The iPad. At last: a bit of learning technology kit that won’t get in the way of learning. Finally, a device that will actually enhance learning, and in my particular interest, online learning at home.
A happy Burns’ Nicht tae ane an’ a.’ We’re looking forward tae oor haggis and champit neeps and tatties and we hope you can join in too. If none of this makes any sense to you, may we recommend a visit to the online Scots dictionary. And if that rouses your interest in things Scottish, why not try a course of Scottish History with the New Curiosity Shop.
If tonight you are having your first Burns’ Supper, there are full instructions here at rabbie-burns.com. Have fun.
What a way to celebrate 40 years since Apollo 11 landed on the Moon! The Lunar Reconnaissance Orbiter has been passing over the old Apollo landing sites and has sent back images in which you can just make out the descent stages of the old lunar modules.
For full details about these images and higher resolution pictures, visit the LRO site.
The BBC’s “Who Do You Think You Are” begins a new series tonight, with an investigation into the family history of presenter Davina McCall. This series will guide celebrities through their family trees, delving into history as we go.
If it puts you in the mood for finding some ancestors, why not try our History and Genealogy courses like Family History Begins At Home?
The International Space Station crew is awaiting the arrival of three new members that will usher in an era of six-person crews aboard the orbiting laboratory. Russian cosmonaut Roman Romanenko, European Space Agency astronaut Frank De Winne and Canadian Space Agency astronaut Bob Thirsk launched aboard a Soyuz spacecraft Wednesday morning from the Baikonur Cosmodrome in Kazakhstan.
The Soyuz is scheduled to dock with the station today. The trio will join station Commander Gennady Padalka and Flight Engineers Mike Barratt of NASA and Koichi Wakata of the Japan Aerospace Exploration Agency (JAXA) to form the Expedition 20 crew. It will mark the first time all five partner agencies are represented by astronauts on the station at the same time.
The expanded crew of the International Space Station will discuss the start of six-person operations in a news conference on Monday. The news conference will be broadcast live on NASA Television and streamed on the NASA Web site.
For full reports on the International Space Station, visit the ISS site.
You can learn all about researching your family history with Kathryn Senior on the NCS course Family History Begins at Home. Now, here’s another facet of your family’s history, researching the history of your house.
Using a combination of census records, old maps and other documents, you can find out all about the previous residents and owners of your house, adding more context and colour to your family history. More from the Liverpool Echo…
Adult Learners’ Week runs from 9th to 15th May this year and NCS is doing its bit to support it. You can try some course snippets and a complete free course over at the NCS ALW page. Try a course on Archaeology, Health Care or Herbology. It’s all free for Adult Learners’ Week.
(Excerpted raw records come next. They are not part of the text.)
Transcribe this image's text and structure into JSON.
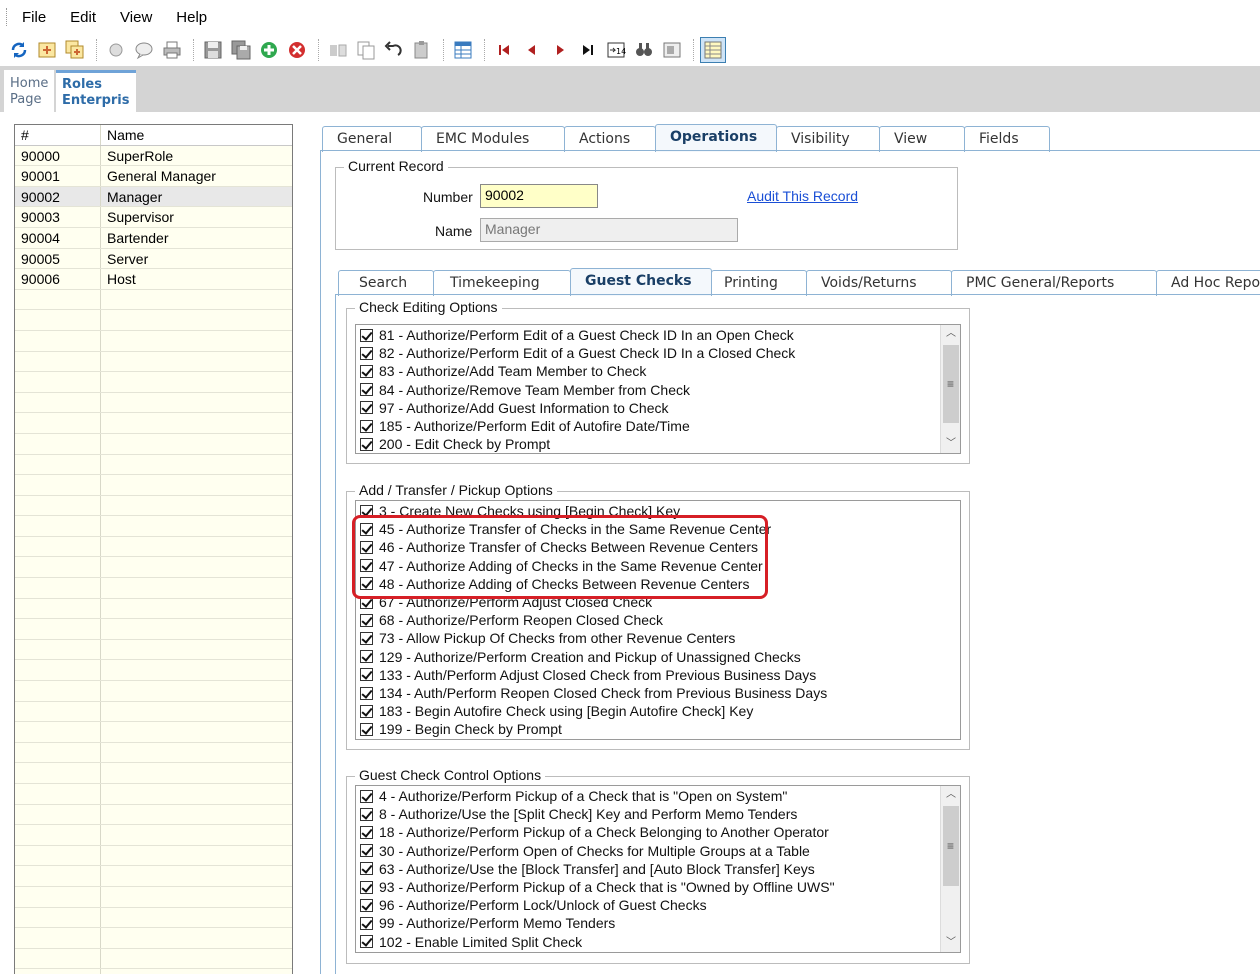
{
  "menu": [
    "File",
    "Edit",
    "View",
    "Help"
  ],
  "toolbar_icons": [
    "refresh-icon",
    "new-icon",
    "new-copy-icon",
    "record-icon",
    "comment-icon",
    "print-icon",
    "save-icon",
    "save-all-icon",
    "add-icon",
    "delete-icon",
    "move-icon",
    "copy-icon",
    "undo-icon",
    "clipboard-icon",
    "table-icon",
    "first-icon",
    "prev-icon",
    "next-icon",
    "last-icon",
    "goto-icon",
    "find-icon",
    "view-icon",
    "grid-icon"
  ],
  "page_tabs": {
    "home": "Home Page",
    "roles": "Roles Enterpris"
  },
  "left_table": {
    "headers": [
      "#",
      "Name"
    ],
    "rows": [
      {
        "id": "90000",
        "name": "SuperRole"
      },
      {
        "id": "90001",
        "name": "General Manager"
      },
      {
        "id": "90002",
        "name": "Manager"
      },
      {
        "id": "90003",
        "name": "Supervisor"
      },
      {
        "id": "90004",
        "name": "Bartender"
      },
      {
        "id": "90005",
        "name": "Server"
      },
      {
        "id": "90006",
        "name": "Host"
      }
    ],
    "selected_index": 2
  },
  "main_tabs": [
    "General",
    "EMC Modules",
    "Actions",
    "Operations",
    "Visibility",
    "View",
    "Fields"
  ],
  "main_active": "Operations",
  "current_record": {
    "title": "Current Record",
    "number_label": "Number",
    "number_value": "90002",
    "name_label": "Name",
    "name_value": "Manager",
    "audit_link": "Audit This Record"
  },
  "sub_tabs": [
    "Search",
    "Timekeeping",
    "Guest Checks",
    "Printing",
    "Voids/Returns",
    "PMC General/Reports",
    "Ad Hoc Repor"
  ],
  "sub_active": "Guest Checks",
  "groups": {
    "check_editing": {
      "title": "Check Editing Options",
      "items": [
        "81 - Authorize/Perform Edit of a Guest Check ID In an Open Check",
        "82 - Authorize/Perform Edit of a Guest Check ID In a Closed Check",
        "83 - Authorize/Add Team Member to Check",
        "84 - Authorize/Remove Team Member from Check",
        "97 - Authorize/Add Guest Information to Check",
        "185 - Authorize/Perform Edit of Autofire Date/Time",
        "200 - Edit Check by Prompt"
      ]
    },
    "transfer": {
      "title": "Add / Transfer / Pickup Options",
      "items": [
        "3 - Create New Checks using [Begin Check] Key",
        "45 - Authorize Transfer of Checks in the Same Revenue Center",
        "46 - Authorize Transfer of Checks Between Revenue Centers",
        "47 - Authorize Adding of Checks in the Same Revenue Center",
        "48 - Authorize Adding of Checks Between Revenue Centers",
        "67 - Authorize/Perform Adjust Closed Check",
        "68 - Authorize/Perform Reopen Closed Check",
        "73 - Allow Pickup Of Checks from other Revenue Centers",
        "129 - Authorize/Perform Creation and Pickup of Unassigned Checks",
        "133 - Auth/Perform Adjust Closed Check from Previous Business Days",
        "134 - Auth/Perform Reopen Closed Check from Previous Business Days",
        "183 - Begin Autofire Check using [Begin Autofire Check] Key",
        "199 - Begin Check by Prompt"
      ]
    },
    "control": {
      "title": "Guest Check Control Options",
      "items": [
        "4 - Authorize/Perform Pickup of a Check that is \"Open on System\"",
        "8 - Authorize/Use the [Split Check] Key and Perform Memo Tenders",
        "18 - Authorize/Perform Pickup of a Check Belonging to Another Operator",
        "30 - Authorize/Perform Open of Checks for Multiple Groups at a Table",
        "63 - Authorize/Use the [Block Transfer] and [Auto Block Transfer] Keys",
        "93 - Authorize/Perform Pickup of a Check that is \"Owned by Offline UWS\"",
        "96 - Authorize/Perform Lock/Unlock of Guest Checks",
        "99 - Authorize/Perform Memo Tenders",
        "102 - Enable Limited Split Check"
      ]
    }
  },
  "colors": {
    "highlight": "#d61f26",
    "tab_border": "#8eb3d4",
    "link": "#1a4fd6"
  }
}
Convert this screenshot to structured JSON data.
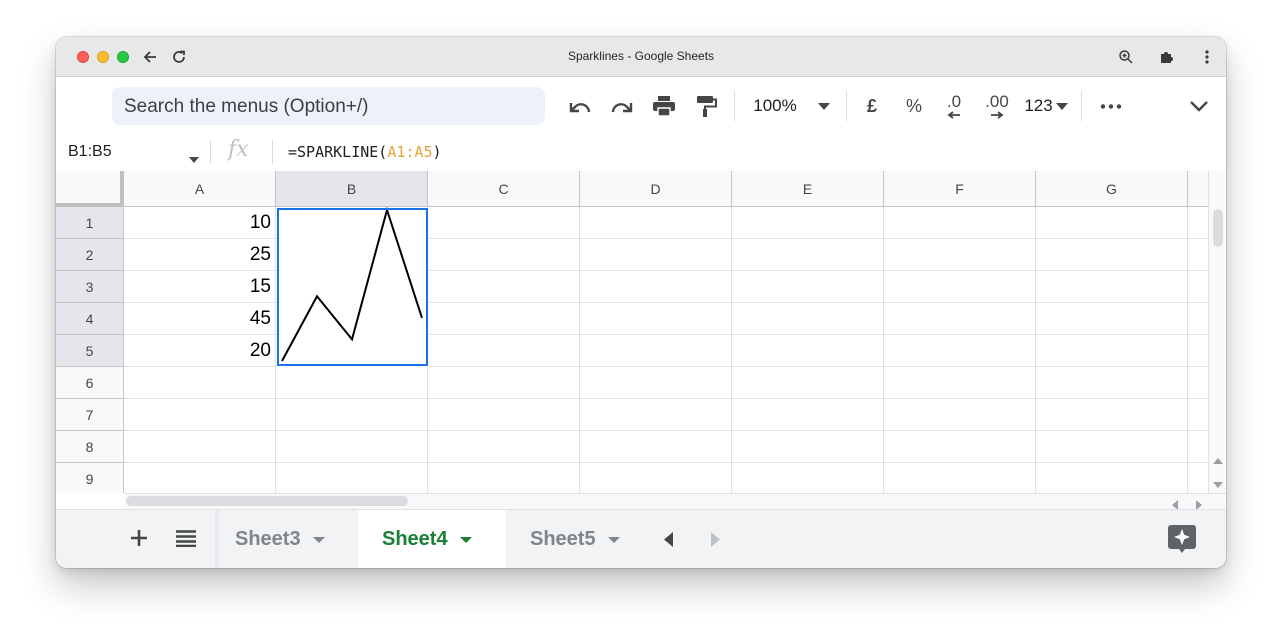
{
  "window": {
    "title": "Sparklines - Google Sheets"
  },
  "toolbar": {
    "search_placeholder": "Search the menus (Option+/)",
    "zoom": "100%",
    "currency": "£",
    "percent": "%",
    "decrease_decimal": ".0",
    "increase_decimal": ".00",
    "number_format": "123"
  },
  "formula_bar": {
    "name_box": "B1:B5",
    "formula_prefix": "=SPARKLINE(",
    "formula_ref": "A1:A5",
    "formula_suffix": ")"
  },
  "grid": {
    "columns": [
      "A",
      "B",
      "C",
      "D",
      "E",
      "F",
      "G"
    ],
    "rows": [
      "1",
      "2",
      "3",
      "4",
      "5",
      "6",
      "7",
      "8",
      "9"
    ],
    "column_a_values": [
      "10",
      "25",
      "15",
      "45",
      "20"
    ]
  },
  "sparkline": {
    "values": [
      10,
      25,
      15,
      45,
      20
    ],
    "color": "#000000"
  },
  "sheets": {
    "tabs": [
      {
        "label": "Sheet3",
        "active": false
      },
      {
        "label": "Sheet4",
        "active": true
      },
      {
        "label": "Sheet5",
        "active": false
      }
    ]
  },
  "colors": {
    "selection": "#1a73e8",
    "active_tab": "#188038",
    "formula_ref": "#e8a33b"
  },
  "icons": [
    "back-icon",
    "reload-icon",
    "zoom-icon",
    "extensions-icon",
    "more-vert-icon",
    "undo-icon",
    "redo-icon",
    "print-icon",
    "paint-format-icon",
    "chevron-down-icon",
    "more-horiz-icon",
    "add-sheet-icon",
    "all-sheets-icon",
    "explore-icon"
  ]
}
Today, President Barack Hussein Obama starts the job of leading the western world. A great deal of hope has been invested in this man and, clearly, one man cannot save the world. However, a good leader can inspire the rest of us to pull together and then, just maybe, we can all try to save the world. So let’s hope that all the dreamers and the hopeful who believe in Barack Obama, and there are a lot of them, also start the job, today, of solving some of the difficult problems that bedevil our world. Then the wishes may come true.
The popular Skype Internet phone system has found another job – broadcasting the news. Janie Porter of WSTP-TV used a Skype video-phone connection from her laptop to send her story live to the television studio. The quality was good enough to go straight to the public and allowed Porter to set up her own outside broadcast system singlehanded. More from Poynter Online …
Life is full of risks and uncertainties and, if you worried about every little potential problem, you would never get out of bed in the morning. So which risks should you avoid and which should you take? How do you weigh up the relative dangers?
Now there is a web site which makes it all clear: Understanding Uncertainty. Learn the mathematics of coincidence, explore the outcomes of the National Lottery and figure out how long you have to live. Yes, it can be serious stuff. A little understanding of the statistics of risk can resolve your irrational fears and substitute some rational ones instead.